== Records to use

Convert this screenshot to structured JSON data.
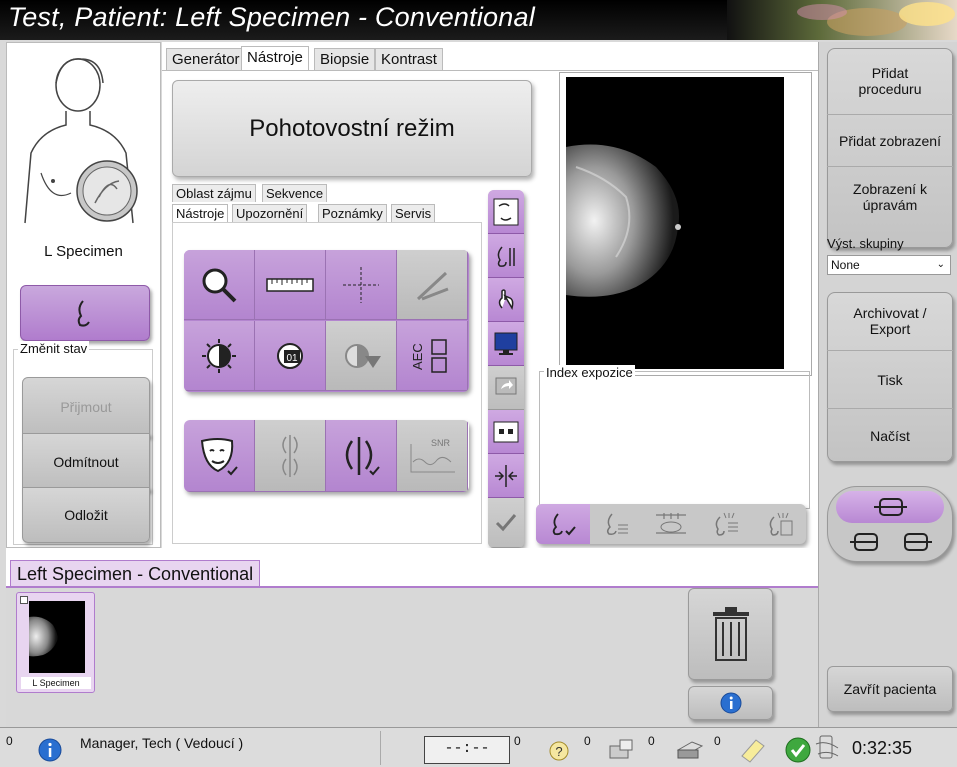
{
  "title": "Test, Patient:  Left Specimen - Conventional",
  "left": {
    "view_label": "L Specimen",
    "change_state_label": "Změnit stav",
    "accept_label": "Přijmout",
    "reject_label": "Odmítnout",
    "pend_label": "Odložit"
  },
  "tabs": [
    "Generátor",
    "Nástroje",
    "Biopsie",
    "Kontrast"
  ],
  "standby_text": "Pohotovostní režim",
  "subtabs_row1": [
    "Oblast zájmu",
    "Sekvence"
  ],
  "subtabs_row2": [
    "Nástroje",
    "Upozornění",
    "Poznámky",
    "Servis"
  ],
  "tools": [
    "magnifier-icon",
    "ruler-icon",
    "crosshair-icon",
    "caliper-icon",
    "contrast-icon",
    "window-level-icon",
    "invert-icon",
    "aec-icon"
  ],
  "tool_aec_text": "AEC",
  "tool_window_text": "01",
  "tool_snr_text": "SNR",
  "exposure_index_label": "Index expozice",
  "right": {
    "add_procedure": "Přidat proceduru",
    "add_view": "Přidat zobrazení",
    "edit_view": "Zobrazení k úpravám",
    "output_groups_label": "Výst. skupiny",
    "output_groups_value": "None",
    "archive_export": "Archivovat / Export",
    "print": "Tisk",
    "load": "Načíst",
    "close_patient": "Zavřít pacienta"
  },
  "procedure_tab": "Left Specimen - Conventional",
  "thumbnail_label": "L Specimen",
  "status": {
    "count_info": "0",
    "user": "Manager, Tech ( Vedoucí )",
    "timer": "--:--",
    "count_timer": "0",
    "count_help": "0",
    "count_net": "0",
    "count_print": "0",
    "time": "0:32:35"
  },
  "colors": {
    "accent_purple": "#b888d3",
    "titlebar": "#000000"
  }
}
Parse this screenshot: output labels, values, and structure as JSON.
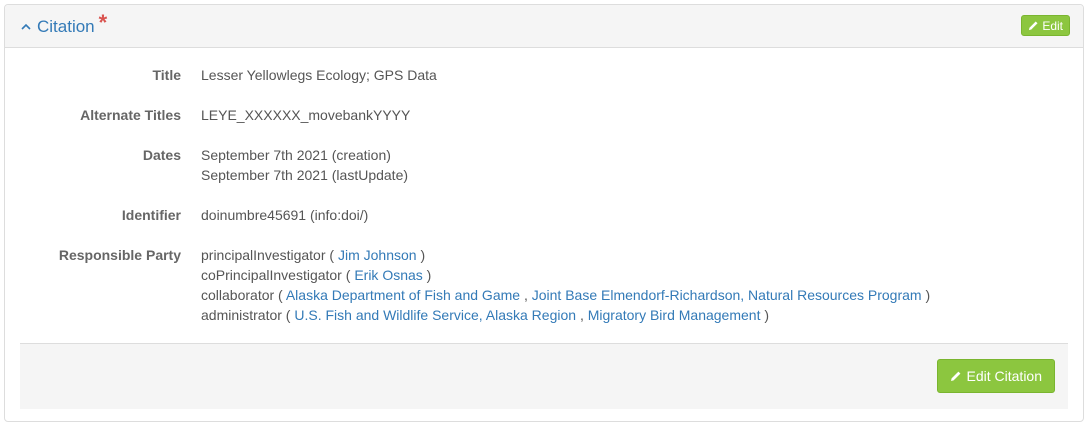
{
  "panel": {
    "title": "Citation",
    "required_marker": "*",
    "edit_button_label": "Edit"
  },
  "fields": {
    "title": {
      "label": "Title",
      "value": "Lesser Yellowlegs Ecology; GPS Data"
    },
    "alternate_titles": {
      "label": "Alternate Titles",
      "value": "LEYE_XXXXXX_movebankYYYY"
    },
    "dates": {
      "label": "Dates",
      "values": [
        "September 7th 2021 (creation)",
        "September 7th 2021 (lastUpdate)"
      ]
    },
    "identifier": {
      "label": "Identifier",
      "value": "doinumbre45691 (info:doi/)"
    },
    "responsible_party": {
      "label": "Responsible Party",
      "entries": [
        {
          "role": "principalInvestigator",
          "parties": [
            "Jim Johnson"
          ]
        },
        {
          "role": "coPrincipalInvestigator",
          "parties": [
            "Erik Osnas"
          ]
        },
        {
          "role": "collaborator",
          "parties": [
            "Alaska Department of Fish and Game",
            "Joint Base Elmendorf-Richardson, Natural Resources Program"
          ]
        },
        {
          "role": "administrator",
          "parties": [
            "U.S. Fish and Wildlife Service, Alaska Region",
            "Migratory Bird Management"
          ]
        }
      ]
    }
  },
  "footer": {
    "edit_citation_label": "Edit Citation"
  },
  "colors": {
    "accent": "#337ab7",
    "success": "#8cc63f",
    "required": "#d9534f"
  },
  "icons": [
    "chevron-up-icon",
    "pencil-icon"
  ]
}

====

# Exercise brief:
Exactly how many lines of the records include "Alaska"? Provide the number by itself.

# Task output:
2